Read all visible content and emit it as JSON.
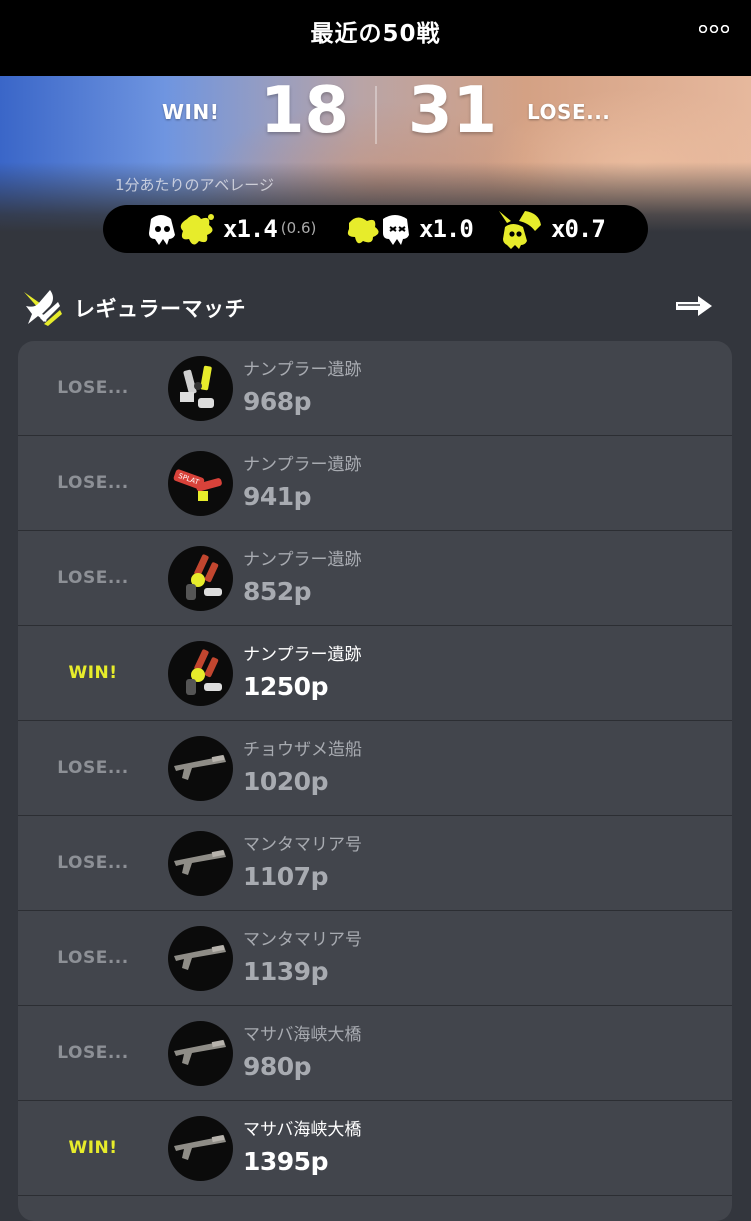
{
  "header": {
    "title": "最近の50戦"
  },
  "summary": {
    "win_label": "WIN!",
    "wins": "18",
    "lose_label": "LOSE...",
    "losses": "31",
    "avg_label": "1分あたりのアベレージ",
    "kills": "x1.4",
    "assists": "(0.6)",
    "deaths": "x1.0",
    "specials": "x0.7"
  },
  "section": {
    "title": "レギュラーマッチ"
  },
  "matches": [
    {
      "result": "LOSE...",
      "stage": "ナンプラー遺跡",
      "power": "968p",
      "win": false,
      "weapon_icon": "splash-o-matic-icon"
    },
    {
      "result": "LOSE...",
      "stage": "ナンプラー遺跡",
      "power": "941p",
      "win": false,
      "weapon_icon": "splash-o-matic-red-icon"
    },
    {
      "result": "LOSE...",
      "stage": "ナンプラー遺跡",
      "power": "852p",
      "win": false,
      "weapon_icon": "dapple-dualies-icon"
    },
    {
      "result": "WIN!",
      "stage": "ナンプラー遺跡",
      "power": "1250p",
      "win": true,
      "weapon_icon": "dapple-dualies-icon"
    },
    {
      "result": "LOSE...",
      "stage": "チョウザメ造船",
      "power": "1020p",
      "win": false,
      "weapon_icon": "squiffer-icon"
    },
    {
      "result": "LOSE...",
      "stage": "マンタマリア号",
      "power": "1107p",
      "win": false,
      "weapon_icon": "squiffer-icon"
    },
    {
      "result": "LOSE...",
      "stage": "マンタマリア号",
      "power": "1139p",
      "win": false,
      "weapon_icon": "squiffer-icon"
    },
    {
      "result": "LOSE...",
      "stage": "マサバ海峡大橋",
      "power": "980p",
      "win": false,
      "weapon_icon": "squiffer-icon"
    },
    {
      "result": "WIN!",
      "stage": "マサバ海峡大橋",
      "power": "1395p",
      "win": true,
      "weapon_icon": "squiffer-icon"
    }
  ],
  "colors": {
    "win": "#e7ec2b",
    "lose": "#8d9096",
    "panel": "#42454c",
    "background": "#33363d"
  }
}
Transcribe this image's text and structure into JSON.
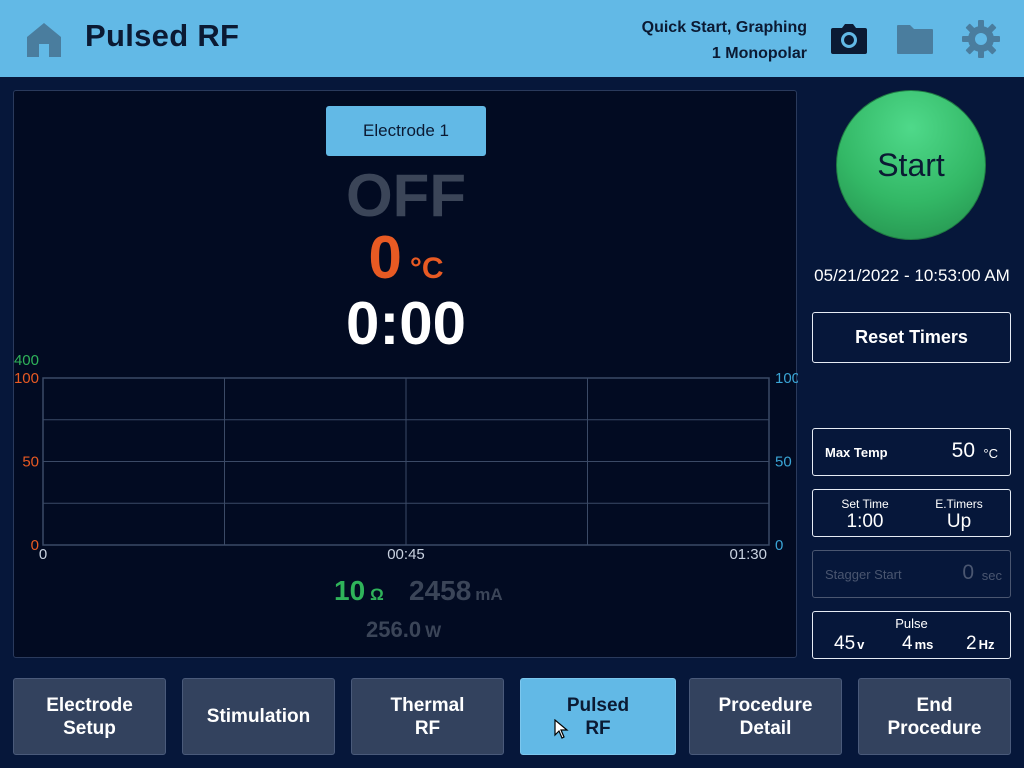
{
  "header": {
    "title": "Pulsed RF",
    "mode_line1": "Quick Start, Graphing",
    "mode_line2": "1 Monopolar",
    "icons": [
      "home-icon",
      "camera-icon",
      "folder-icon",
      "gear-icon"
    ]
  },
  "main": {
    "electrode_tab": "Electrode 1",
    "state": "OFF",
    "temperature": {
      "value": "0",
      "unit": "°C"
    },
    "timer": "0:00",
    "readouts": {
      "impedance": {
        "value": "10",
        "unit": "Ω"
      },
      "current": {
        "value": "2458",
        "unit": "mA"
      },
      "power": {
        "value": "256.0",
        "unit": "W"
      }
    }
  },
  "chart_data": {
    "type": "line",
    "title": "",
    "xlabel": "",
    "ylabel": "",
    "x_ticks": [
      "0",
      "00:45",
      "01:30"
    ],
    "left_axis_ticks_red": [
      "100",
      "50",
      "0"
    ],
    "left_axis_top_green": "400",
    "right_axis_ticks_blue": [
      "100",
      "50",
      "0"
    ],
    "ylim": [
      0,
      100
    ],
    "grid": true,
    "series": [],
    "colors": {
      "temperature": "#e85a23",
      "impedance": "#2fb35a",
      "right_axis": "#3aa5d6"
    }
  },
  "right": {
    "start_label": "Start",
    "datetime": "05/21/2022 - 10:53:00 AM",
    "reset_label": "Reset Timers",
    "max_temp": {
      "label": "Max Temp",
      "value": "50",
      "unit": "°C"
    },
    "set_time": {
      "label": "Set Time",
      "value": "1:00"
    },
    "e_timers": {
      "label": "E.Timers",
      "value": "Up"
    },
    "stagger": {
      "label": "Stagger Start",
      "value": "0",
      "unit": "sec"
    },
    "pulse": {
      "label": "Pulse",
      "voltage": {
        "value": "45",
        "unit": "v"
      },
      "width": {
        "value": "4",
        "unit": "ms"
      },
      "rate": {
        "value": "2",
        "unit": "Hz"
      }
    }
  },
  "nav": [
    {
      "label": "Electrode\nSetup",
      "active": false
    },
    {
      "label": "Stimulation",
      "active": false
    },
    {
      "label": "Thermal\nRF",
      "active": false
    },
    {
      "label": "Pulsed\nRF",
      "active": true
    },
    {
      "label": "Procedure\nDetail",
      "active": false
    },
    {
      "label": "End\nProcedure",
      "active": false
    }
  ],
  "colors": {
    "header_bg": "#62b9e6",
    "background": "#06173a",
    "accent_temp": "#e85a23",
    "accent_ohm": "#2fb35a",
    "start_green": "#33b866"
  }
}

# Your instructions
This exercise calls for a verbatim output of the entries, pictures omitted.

# Written answer
Read all visible content and emit it as JSON.
{
  "header": {
    "title": "最近の50戦"
  },
  "summary": {
    "win_label": "WIN!",
    "wins": "18",
    "lose_label": "LOSE...",
    "losses": "31",
    "avg_label": "1分あたりのアベレージ",
    "kills": "x1.4",
    "assists": "(0.6)",
    "deaths": "x1.0",
    "specials": "x0.7"
  },
  "section": {
    "title": "レギュラーマッチ"
  },
  "matches": [
    {
      "result": "LOSE...",
      "stage": "ナンプラー遺跡",
      "power": "968p",
      "win": false,
      "weapon_icon": "splash-o-matic-icon"
    },
    {
      "result": "LOSE...",
      "stage": "ナンプラー遺跡",
      "power": "941p",
      "win": false,
      "weapon_icon": "splash-o-matic-red-icon"
    },
    {
      "result": "LOSE...",
      "stage": "ナンプラー遺跡",
      "power": "852p",
      "win": false,
      "weapon_icon": "dapple-dualies-icon"
    },
    {
      "result": "WIN!",
      "stage": "ナンプラー遺跡",
      "power": "1250p",
      "win": true,
      "weapon_icon": "dapple-dualies-icon"
    },
    {
      "result": "LOSE...",
      "stage": "チョウザメ造船",
      "power": "1020p",
      "win": false,
      "weapon_icon": "squiffer-icon"
    },
    {
      "result": "LOSE...",
      "stage": "マンタマリア号",
      "power": "1107p",
      "win": false,
      "weapon_icon": "squiffer-icon"
    },
    {
      "result": "LOSE...",
      "stage": "マンタマリア号",
      "power": "1139p",
      "win": false,
      "weapon_icon": "squiffer-icon"
    },
    {
      "result": "LOSE...",
      "stage": "マサバ海峡大橋",
      "power": "980p",
      "win": false,
      "weapon_icon": "squiffer-icon"
    },
    {
      "result": "WIN!",
      "stage": "マサバ海峡大橋",
      "power": "1395p",
      "win": true,
      "weapon_icon": "squiffer-icon"
    }
  ],
  "colors": {
    "win": "#e7ec2b",
    "lose": "#8d9096",
    "panel": "#42454c",
    "background": "#33363d"
  }
}
Transcribe this image's text and structure into JSON.
{
  "header": {
    "title": "Pulsed RF",
    "mode_line1": "Quick Start, Graphing",
    "mode_line2": "1 Monopolar",
    "icons": [
      "home-icon",
      "camera-icon",
      "folder-icon",
      "gear-icon"
    ]
  },
  "main": {
    "electrode_tab": "Electrode 1",
    "state": "OFF",
    "temperature": {
      "value": "0",
      "unit": "°C"
    },
    "timer": "0:00",
    "readouts": {
      "impedance": {
        "value": "10",
        "unit": "Ω"
      },
      "current": {
        "value": "2458",
        "unit": "mA"
      },
      "power": {
        "value": "256.0",
        "unit": "W"
      }
    }
  },
  "chart_data": {
    "type": "line",
    "title": "",
    "xlabel": "",
    "ylabel": "",
    "x_ticks": [
      "0",
      "00:45",
      "01:30"
    ],
    "left_axis_ticks_red": [
      "100",
      "50",
      "0"
    ],
    "left_axis_top_green": "400",
    "right_axis_ticks_blue": [
      "100",
      "50",
      "0"
    ],
    "ylim": [
      0,
      100
    ],
    "grid": true,
    "series": [],
    "colors": {
      "temperature": "#e85a23",
      "impedance": "#2fb35a",
      "right_axis": "#3aa5d6"
    }
  },
  "right": {
    "start_label": "Start",
    "datetime": "05/21/2022 - 10:53:00 AM",
    "reset_label": "Reset Timers",
    "max_temp": {
      "label": "Max Temp",
      "value": "50",
      "unit": "°C"
    },
    "set_time": {
      "label": "Set Time",
      "value": "1:00"
    },
    "e_timers": {
      "label": "E.Timers",
      "value": "Up"
    },
    "stagger": {
      "label": "Stagger Start",
      "value": "0",
      "unit": "sec"
    },
    "pulse": {
      "label": "Pulse",
      "voltage": {
        "value": "45",
        "unit": "v"
      },
      "width": {
        "value": "4",
        "unit": "ms"
      },
      "rate": {
        "value": "2",
        "unit": "Hz"
      }
    }
  },
  "nav": [
    {
      "label": "Electrode\nSetup",
      "active": false
    },
    {
      "label": "Stimulation",
      "active": false
    },
    {
      "label": "Thermal\nRF",
      "active": false
    },
    {
      "label": "Pulsed\nRF",
      "active": true
    },
    {
      "label": "Procedure\nDetail",
      "active": false
    },
    {
      "label": "End\nProcedure",
      "active": false
    }
  ],
  "colors": {
    "header_bg": "#62b9e6",
    "background": "#06173a",
    "accent_temp": "#e85a23",
    "accent_ohm": "#2fb35a",
    "start_green": "#33b866"
  }
}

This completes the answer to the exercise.